practically any place else i imagine because of the very robust structure. that structure is in clad in a class caglass skin, which we can awning. that has a substructure, and the cglass is applied panel by a panel. i will go into more detail in the future. both of these aspects are really the key to the support and expression of the building. here you see it from the streets. again another view on first street. the transbay transit center tower is on your left. you are looking south on first street. on beale street, which will be an extraordinary view of the building, you will be an entrance, the park above, activities of the buses at the street level and the best bet.
-- the bus deck. there will be own access to their floor, a tenant space, and critical identity and future of the building. this is looking back towards the building looking at the building from mission street. this is mission plaza which is the main entrance, and a little bit in the distance to see the future transbay transit center tower. inside the grand hall itself is a structural element called the like column. that is bringing light, they light from the park all the way down to the train platform level. it is being designed also as one of the key identities of the building. if any of you are familiar with grand central station, you know there is a large clock at the center of the main hall. it is the place to meet your friends in new york. it is the place that one always refers to as the point at the center of the activity of the
city and the grand light column will serve exactly the same purpose. another view of the light column that shows from the street level you have a view all the way up to the park above. you're always aware the park is above you, the weather conditions. it is very transparent and open, and the very welcoming space. as you go up the escalators and look back toward the ground floor of the grand hall, you have a view of the park, a view of the outside, as well as a view of all the activity in the building. looking back toward the set of escalators, if you are standing next to the light column. once again, you're always oriented to the sky and park above. at the bus on deck level there will be a very comfortable protected leading space.
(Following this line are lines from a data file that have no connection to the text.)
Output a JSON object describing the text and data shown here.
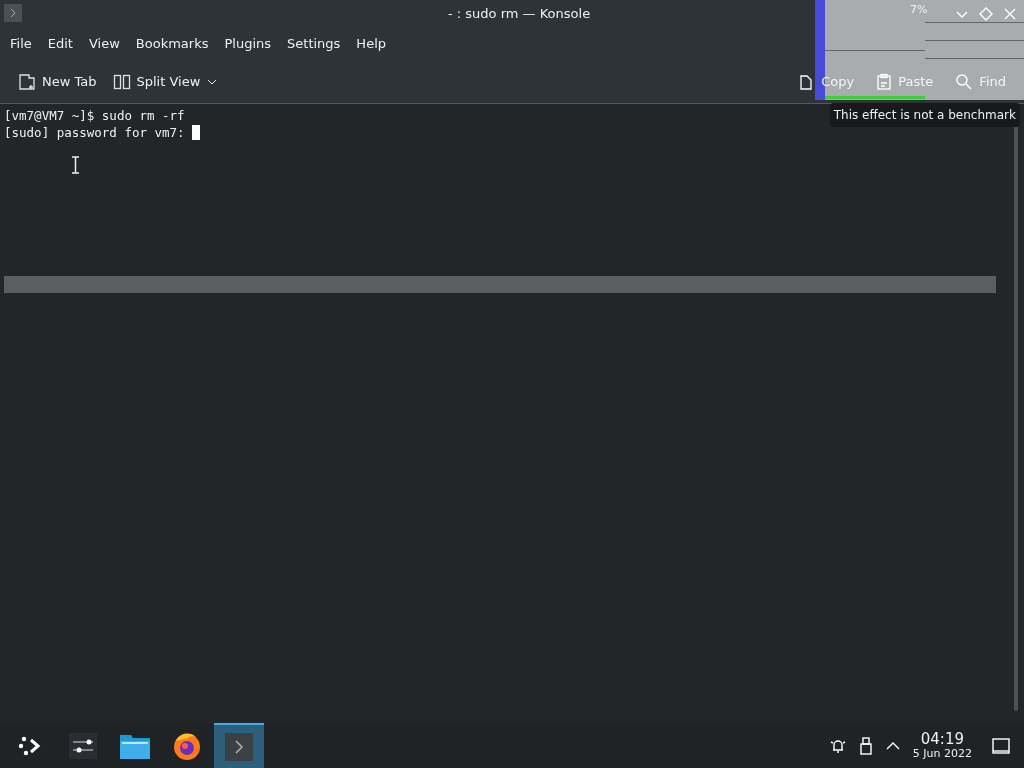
{
  "window": {
    "title": "- : sudo rm — Konsole"
  },
  "menu": [
    "File",
    "Edit",
    "View",
    "Bookmarks",
    "Plugins",
    "Settings",
    "Help"
  ],
  "toolbar": [
    {
      "kind": "newtab",
      "label": "New Tab"
    },
    {
      "kind": "split",
      "label": "Split View"
    },
    {
      "kind": "copy",
      "label": "Copy"
    },
    {
      "kind": "paste",
      "label": "Paste"
    },
    {
      "kind": "find",
      "label": "Find"
    }
  ],
  "overlay": {
    "text": "7%"
  },
  "terminal": {
    "lines": [
      "[vm7@VM7 ~]$ sudo rm -rf",
      "[sudo] password for vm7: "
    ]
  },
  "tooltip": "This effect is not a benchmark",
  "taskbar": {
    "apps": [
      {
        "kind": "launcher",
        "selected": false
      },
      {
        "kind": "settings",
        "selected": false
      },
      {
        "kind": "files",
        "selected": false
      },
      {
        "kind": "browser",
        "selected": false
      },
      {
        "kind": "terminal",
        "selected": true
      }
    ],
    "clock": {
      "time": "04:19",
      "date": "5 Jun 2022"
    }
  }
}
the buses are circulating around you. we are bringing natural daylight from the park down to the level, as well as used to and from the city in all sides of the building. at the park itself, and i will go into some detail in a few more minutes, you will be surrounded not only by greenery but public sculpture, amenities such as restaurants and cafes, and a very wonderful relaxed environment for the city to use whether you are using transit or not, you're welcome to be in the park. the lower concourse level is primarily the waiting call for trains. just below this as well as a very important concentration of retail, and the train platform level itself is one level below that connected by elevators and escalators. a good bit of work has been done on a critical aspect of the program, which is reta.